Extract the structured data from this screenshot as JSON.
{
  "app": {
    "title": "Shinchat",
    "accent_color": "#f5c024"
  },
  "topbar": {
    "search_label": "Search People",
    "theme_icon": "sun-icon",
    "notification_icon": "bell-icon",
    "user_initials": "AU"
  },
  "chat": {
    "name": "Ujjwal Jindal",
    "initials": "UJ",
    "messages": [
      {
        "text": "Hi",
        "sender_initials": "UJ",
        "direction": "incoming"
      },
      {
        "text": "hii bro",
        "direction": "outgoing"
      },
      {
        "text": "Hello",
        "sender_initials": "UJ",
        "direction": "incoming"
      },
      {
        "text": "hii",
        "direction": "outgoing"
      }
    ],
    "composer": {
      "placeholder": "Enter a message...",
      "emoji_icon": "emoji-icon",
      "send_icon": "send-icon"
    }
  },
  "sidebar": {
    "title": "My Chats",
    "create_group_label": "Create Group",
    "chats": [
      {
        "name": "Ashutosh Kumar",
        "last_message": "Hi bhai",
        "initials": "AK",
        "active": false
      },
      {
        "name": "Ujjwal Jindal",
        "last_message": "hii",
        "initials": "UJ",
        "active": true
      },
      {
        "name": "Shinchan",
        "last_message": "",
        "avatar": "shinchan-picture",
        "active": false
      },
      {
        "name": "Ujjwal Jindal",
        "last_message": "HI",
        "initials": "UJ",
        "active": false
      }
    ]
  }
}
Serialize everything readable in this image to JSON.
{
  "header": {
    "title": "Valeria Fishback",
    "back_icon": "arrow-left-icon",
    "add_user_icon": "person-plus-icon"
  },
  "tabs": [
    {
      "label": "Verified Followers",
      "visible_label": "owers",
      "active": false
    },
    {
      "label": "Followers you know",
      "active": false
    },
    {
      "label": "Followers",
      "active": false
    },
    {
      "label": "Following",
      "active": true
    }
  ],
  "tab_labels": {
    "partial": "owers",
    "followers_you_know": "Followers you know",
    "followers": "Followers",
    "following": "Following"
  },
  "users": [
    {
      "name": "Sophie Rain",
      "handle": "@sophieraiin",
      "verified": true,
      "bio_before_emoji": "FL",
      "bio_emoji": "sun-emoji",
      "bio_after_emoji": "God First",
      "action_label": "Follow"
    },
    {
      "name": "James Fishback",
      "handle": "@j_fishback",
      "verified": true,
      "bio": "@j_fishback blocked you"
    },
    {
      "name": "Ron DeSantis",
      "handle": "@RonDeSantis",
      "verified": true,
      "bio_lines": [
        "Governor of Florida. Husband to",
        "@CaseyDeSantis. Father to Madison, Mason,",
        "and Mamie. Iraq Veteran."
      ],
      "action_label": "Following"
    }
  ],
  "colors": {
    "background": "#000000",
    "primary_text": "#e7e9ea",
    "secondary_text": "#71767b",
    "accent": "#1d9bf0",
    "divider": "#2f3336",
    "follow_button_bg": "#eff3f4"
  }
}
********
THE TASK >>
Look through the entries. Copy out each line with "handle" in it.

SOLUTION TO THIS EXERCISE >>
      "handle": "@sophieraiin",
      "handle": "@j_fishback",
      "handle": "@RonDeSantis",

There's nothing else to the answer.